As often as possible, we are told that governments are elected to serve the best interest of people and countries and that our politicians ought to be seen not as our masters but as servants of the people. But how exactly should this broad vision be executed? How has it been executed?
Anyone following political and economic developments throughout the world over the past few decades would be left with little choice but to conclude that generally our politicians tend to over-reach not only in terms of the things they promise to win control of governments following a general election but also in relation to the policies, programmes and plans they actually implement while in office. It is generally within this context that financial and economic troubles begin for most countries.
You see, the roles of governments vary from country to country depending on several factors including political and economic philosophies, the level of resource endowments, the size of the local population and market, the type of institutions in place to foster growth and development, and the strength of the private sector.
Irrespective of how one sees the functions of governments, it is clear that fiscal matters are usually among the top priorities. In short, governments can only fulfill their mandates (undertake extensive spending) if appropriate levels of taxes are collected. It is for this reason that fiscal prudence ought to be the guiding principles in everything that governments do. Why?
One conceptualisation of the term suggests that fiscal prudence refers to “whether a country’s fiscal policies are appropriate to support economic growth and achieve other social objectives without causing a fiscal crisis. The focus is on the fiscal stance within the control of the government – usually proxied by the primary fiscal balance (that is, the fiscal balance net of interest payments).”
In a nutshell, therefore, fiscal prudence dictates that governments ought to generate a surplus on their current account by simply ensuring that current expenditures never exceed current revenues. In rare cases, a small deficit can suffice.
As simple as this may appear, a quick glance at the fiscal accounts of several countries around the world (large as well as small economies, wealthy as well as poor countries) tells quite the opposite story.
Given the far-reaching negative effects that poor fiscal policies can have on economic growth and development and the accumulation of public debt, it is virtually inconceivable to conclude that a government that does not adhere to fiscal prudence is serious about looking after the needs of people and country and indeed putting those needs first.

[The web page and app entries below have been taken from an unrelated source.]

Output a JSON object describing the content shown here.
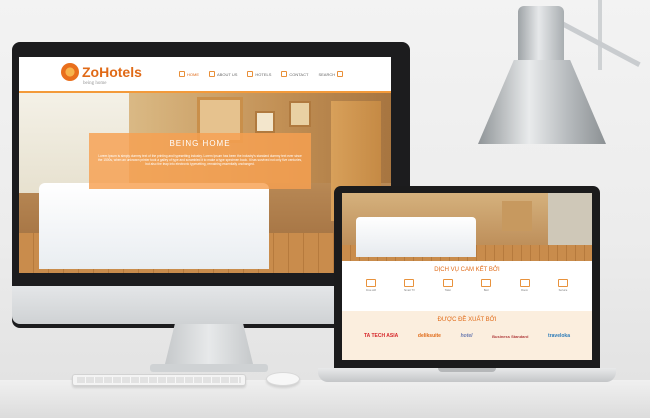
{
  "desktop_site": {
    "logo": {
      "name": "ZoHotels",
      "tagline": "being home"
    },
    "nav": [
      {
        "label": "HOME",
        "icon": "home-icon"
      },
      {
        "label": "ABOUT US",
        "icon": "user-icon"
      },
      {
        "label": "HOTELS",
        "icon": "hotel-icon"
      },
      {
        "label": "CONTACT",
        "icon": "mail-icon"
      },
      {
        "label": "SEARCH",
        "icon": "search-icon"
      }
    ],
    "hero": {
      "title": "BEING HOME",
      "text": "Lorem Ipsum is simply dummy text of the printing and typesetting industry. Lorem Ipsum has been the industry's standard dummy text ever since the 1500s, when an unknown printer took a galley of type and scrambled it to make a type specimen book. It has survived not only five centuries, but also the leap into electronic typesetting, remaining essentially unchanged."
    }
  },
  "laptop_site": {
    "services_title": "DỊCH VỤ CAM KẾT BỞI",
    "services": [
      "Free wifi",
      "Smart TV",
      "Toilet",
      "Bed",
      "Room",
      "Service"
    ],
    "partners_title": "ĐƯỢC ĐỀ XUẤT BỞI",
    "partners": [
      "TA TECH ASIA",
      "deliksuite",
      "hotel",
      "Business Standard",
      "traveloka"
    ]
  },
  "colors": {
    "brand": "#e06a17",
    "accent": "#f39a3a"
  }
}
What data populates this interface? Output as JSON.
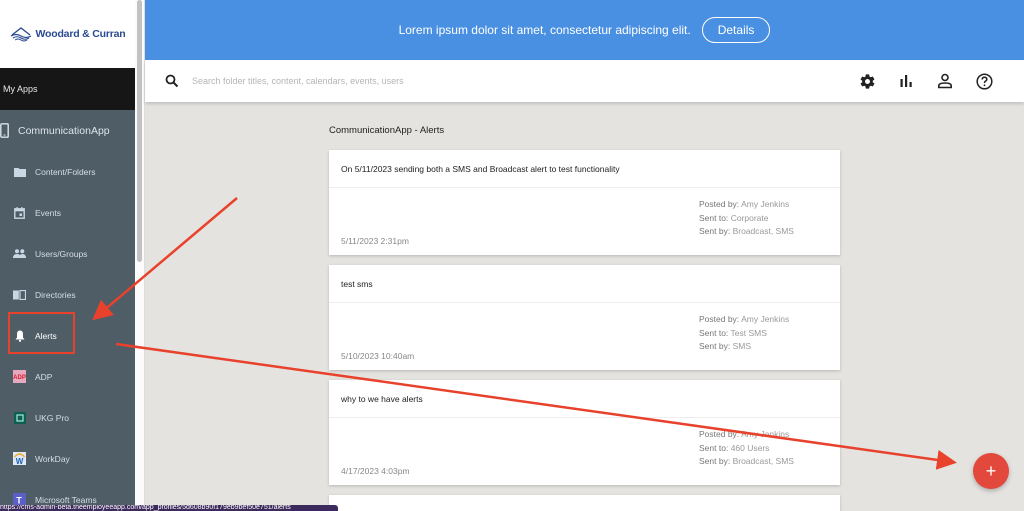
{
  "sidebar": {
    "logo": {
      "text": "Woodard & Curran"
    },
    "my_apps_label": "My Apps",
    "app_header": {
      "label": "CommunicationApp",
      "icon": "tablet-icon"
    },
    "items": [
      {
        "label": "Content/Folders",
        "icon": "folder-icon"
      },
      {
        "label": "Events",
        "icon": "calendar-icon"
      },
      {
        "label": "Users/Groups",
        "icon": "users-icon"
      },
      {
        "label": "Directories",
        "icon": "book-icon"
      },
      {
        "label": "Alerts",
        "icon": "bell-icon",
        "active": true
      },
      {
        "label": "ADP",
        "icon": "adp-logo-icon"
      },
      {
        "label": "UKG Pro",
        "icon": "ukg-logo-icon"
      },
      {
        "label": "WorkDay",
        "icon": "workday-logo-icon"
      },
      {
        "label": "Microsoft Teams",
        "icon": "teams-logo-icon"
      }
    ]
  },
  "banner": {
    "text": "Lorem ipsum dolor sit amet, consectetur adipiscing elit.",
    "button_label": "Details",
    "color": "#4a90e2"
  },
  "search": {
    "placeholder": "Search folder titles, content, calendars, events, users",
    "value": ""
  },
  "toolbar": {
    "icons": [
      "gear-icon",
      "bar-chart-icon",
      "user-icon",
      "help-icon"
    ]
  },
  "main": {
    "title": "CommunicationApp - Alerts",
    "labels": {
      "posted_by": "Posted by:",
      "sent_to": "Sent to:",
      "sent_by": "Sent by:"
    },
    "alerts": [
      {
        "title": "On 5/11/2023 sending both a SMS and Broadcast alert to test functionality",
        "date": "5/11/2023 2:31pm",
        "posted_by": "Amy Jenkins",
        "sent_to": "Corporate",
        "sent_by": "Broadcast, SMS"
      },
      {
        "title": "test sms",
        "date": "5/10/2023 10:40am",
        "posted_by": "Amy Jenkins",
        "sent_to": "Test SMS",
        "sent_by": "SMS"
      },
      {
        "title": "why to we have alerts",
        "date": "4/17/2023 4:03pm",
        "posted_by": "Amy Jenkins",
        "sent_to": "460 Users",
        "sent_by": "Broadcast, SMS"
      }
    ]
  },
  "fab": {
    "label": "+",
    "color": "#e2483b"
  },
  "status_bar": {
    "text": "https://cms-admin-beta.theemployeeapp.com/app_profiles/5d608b90f179eb9bef50e751/alerts"
  },
  "annotation_color": "#e8412c"
}
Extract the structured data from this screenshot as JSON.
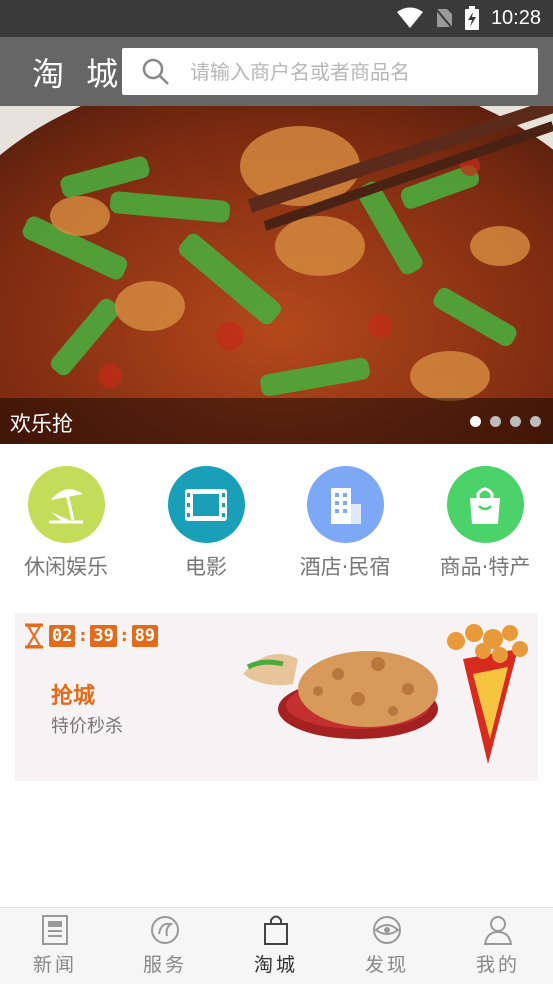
{
  "status_bar": {
    "time": "10:28"
  },
  "header": {
    "title": "淘 城",
    "search_placeholder": "请输入商户名或者商品名"
  },
  "banner": {
    "caption": "欢乐抢",
    "dot_count": 4,
    "active_dot": 0
  },
  "categories": [
    {
      "label": "休闲娱乐",
      "icon": "beach-umbrella-icon",
      "color": "#c5dc5a"
    },
    {
      "label": "电影",
      "icon": "film-strip-icon",
      "color": "#1a9fb8"
    },
    {
      "label": "酒店·民宿",
      "icon": "building-icon",
      "color": "#7da8f5"
    },
    {
      "label": "商品·特产",
      "icon": "shopping-bag-icon",
      "color": "#4bd36a"
    }
  ],
  "promo": {
    "countdown": [
      "02",
      "39",
      "89"
    ],
    "title": "抢城",
    "subtitle": "特价秒杀"
  },
  "tabs": [
    {
      "label": "新闻",
      "icon": "newspaper-icon"
    },
    {
      "label": "服务",
      "icon": "service-icon"
    },
    {
      "label": "淘城",
      "icon": "shopping-bag-icon"
    },
    {
      "label": "发现",
      "icon": "eye-icon"
    },
    {
      "label": "我的",
      "icon": "person-icon"
    }
  ],
  "active_tab": 2
}
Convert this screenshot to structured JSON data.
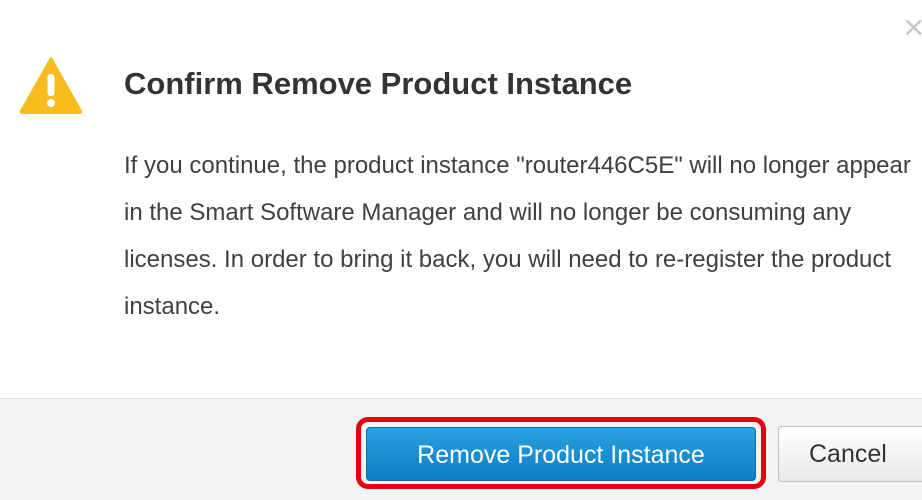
{
  "dialog": {
    "close_glyph": "×",
    "icon": "warning-triangle-icon",
    "title": "Confirm Remove Product Instance",
    "message": "If you continue, the product instance \"router446C5E\" will no longer appear in the Smart Software Manager and will no longer be consuming any licenses. In order to bring it back, you will need to re-register the product instance.",
    "primary_button": "Remove Product Instance",
    "cancel_button": "Cancel"
  },
  "colors": {
    "primary": "#1a8fd6",
    "highlight": "#e3000f",
    "warning": "#f6bb1c"
  }
}
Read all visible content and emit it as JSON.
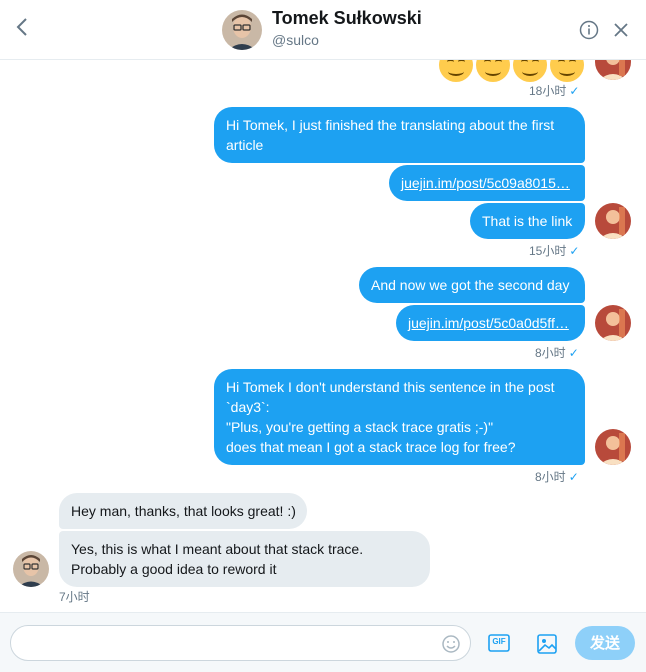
{
  "header": {
    "back_icon": "chevron-left-icon",
    "name": "Tomek Sułkowski",
    "handle": "@sulco",
    "info_icon": "info-icon",
    "close_icon": "close-icon"
  },
  "messages": [
    {
      "type": "emoji-row",
      "emojis": [
        "rolling-on-floor-laughing",
        "smiling-face",
        "smiling-face",
        "smiling-face"
      ],
      "time": "18小时",
      "status": "✓"
    },
    {
      "type": "out",
      "lines": [
        "Hi Tomek, I just finished the translating about the first",
        "article"
      ]
    },
    {
      "type": "out-link",
      "text": "juejin.im/post/5c09a8015…"
    },
    {
      "type": "out",
      "lines": [
        "That is the link"
      ],
      "time": "15小时",
      "status": "✓"
    },
    {
      "type": "out",
      "lines": [
        "And now we got the second day"
      ]
    },
    {
      "type": "out-link",
      "text": "juejin.im/post/5c0a0d5ff…",
      "time": "8小时",
      "status": "✓"
    },
    {
      "type": "out",
      "lines": [
        "Hi Tomek  I don't understand this sentence in the post",
        "`day3`:",
        "\"Plus, you're getting a stack trace gratis ;-)\"",
        "does that mean I got a stack trace log for free?"
      ],
      "time": "8小时",
      "status": "✓"
    },
    {
      "type": "in",
      "lines": [
        "Hey man, thanks, that looks great! :)"
      ]
    },
    {
      "type": "in",
      "lines": [
        "Yes, this is what I meant about that stack trace.",
        "Probably a good idea to reword it"
      ],
      "time": "7小时"
    }
  ],
  "composer": {
    "placeholder": "",
    "emoji_icon": "smiley-icon",
    "gif_label": "GIF",
    "image_icon": "image-icon",
    "send_label": "发送"
  },
  "colors": {
    "accent": "#1da1f2",
    "incoming_bubble": "#e6ecf0",
    "send_disabled": "#8ed0f9"
  }
}
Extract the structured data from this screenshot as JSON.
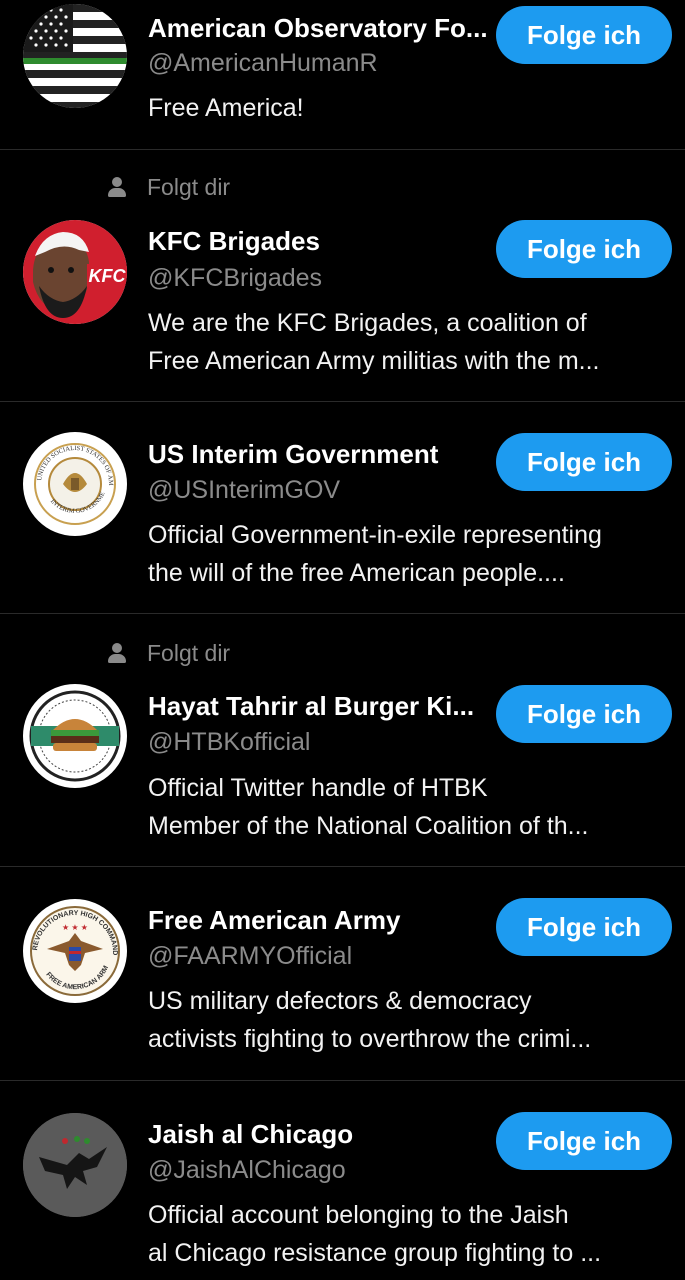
{
  "follows_you_label": "Folgt dir",
  "colors": {
    "background": "#000000",
    "button": "#1d9bf0",
    "secondary_text": "#8b8b8b",
    "divider": "#2a2a2a"
  },
  "accounts": [
    {
      "name": "American Observatory Fo...",
      "handle": "@AmericanHumanR",
      "bio": [
        "Free America!"
      ],
      "follows_you": false,
      "button_label": "Folge ich",
      "avatar_icon": "us-flag-green-line-icon"
    },
    {
      "name": "KFC Brigades",
      "handle": "@KFCBrigades",
      "bio": [
        "We are the KFC Brigades, a coalition of",
        "Free American Army militias with the m..."
      ],
      "follows_you": true,
      "button_label": "Folge ich",
      "avatar_icon": "kfc-logo-icon",
      "avatar_text": "KFC"
    },
    {
      "name": "US Interim Government",
      "handle": "@USInterimGOV",
      "bio": [
        "Official Government-in-exile representing",
        "the will of the free American people...."
      ],
      "follows_you": false,
      "button_label": "Folge ich",
      "avatar_icon": "interim-government-seal-icon",
      "avatar_text": [
        "UNITED SOCIALIST STATES OF AMERICA",
        "INTERIM GOVERNMENT"
      ]
    },
    {
      "name": "Hayat Tahrir al Burger Ki...",
      "handle": "@HTBKofficial",
      "bio": [
        "Official Twitter handle of HTBK",
        "Member of the National Coalition of th..."
      ],
      "follows_you": true,
      "button_label": "Folge ich",
      "avatar_icon": "burger-emblem-icon"
    },
    {
      "name": "Free American Army",
      "handle": "@FAARMYOfficial",
      "bio": [
        "US military defectors & democracy",
        "activists fighting to overthrow the crimi..."
      ],
      "follows_you": false,
      "button_label": "Folge ich",
      "avatar_icon": "eagle-emblem-icon",
      "avatar_text": [
        "REVOLUTIONARY HIGH COMMAND",
        "FREE AMERICAN ARMY"
      ]
    },
    {
      "name": "Jaish al Chicago",
      "handle": "@JaishAlChicago",
      "bio": [
        "Official account belonging to the Jaish",
        "al Chicago resistance group fighting to ..."
      ],
      "follows_you": false,
      "button_label": "Folge ich",
      "avatar_icon": "eagle-silhouette-icon"
    }
  ]
}
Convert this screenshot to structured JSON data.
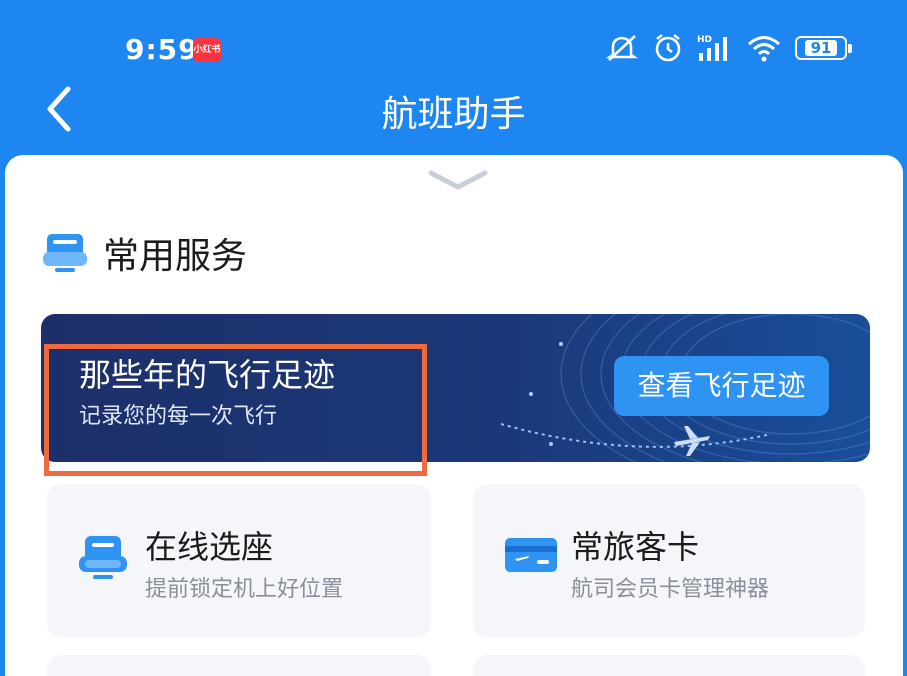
{
  "status_bar": {
    "time": "9:59",
    "app_badge": "小红书",
    "battery": "91"
  },
  "nav": {
    "title": "航班助手"
  },
  "section": {
    "title": "常用服务"
  },
  "banner": {
    "title": "那些年的飞行足迹",
    "subtitle": "记录您的每一次飞行",
    "button": "查看飞行足迹"
  },
  "cards": [
    {
      "title": "在线选座",
      "subtitle": "提前锁定机上好位置"
    },
    {
      "title": "常旅客卡",
      "subtitle": "航司会员卡管理神器"
    }
  ],
  "colors": {
    "primary_blue": "#1e86f0",
    "banner_dark": "#1d2f6a",
    "highlight": "#ef6a3d"
  }
}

Yet, most of the governments that continue to run huge deficits on their current accounts as a result of increasing the rate of growth of public expenditure will argue that such behaviour is consistent with looking after the needs of the society, especially those of the most vulnerable among us.
And that is typically how the broad vision of putting people and country first has been executed.
Hence, rather than serving the best interest of people and country though wise decision making, particularly on the fiscal side (precisely how the vision should be executed); many governments resort to massive increases in public services – a phenomenon that results in excessive growth in current expenditure in circumstances where there is little scope for raising current revenue.
The net effects of such actions are debt accumulation and the choking off of economic growth and development. And so the downward economic spiral continues!
(Dr. Brian Francis, the former Permanent Secretary in the local Ministry of Finance, is a Senior Lecturer in the Department of Economics at the Cave Hill Campus in Bridgetown, Barbados of the University of the West Indies)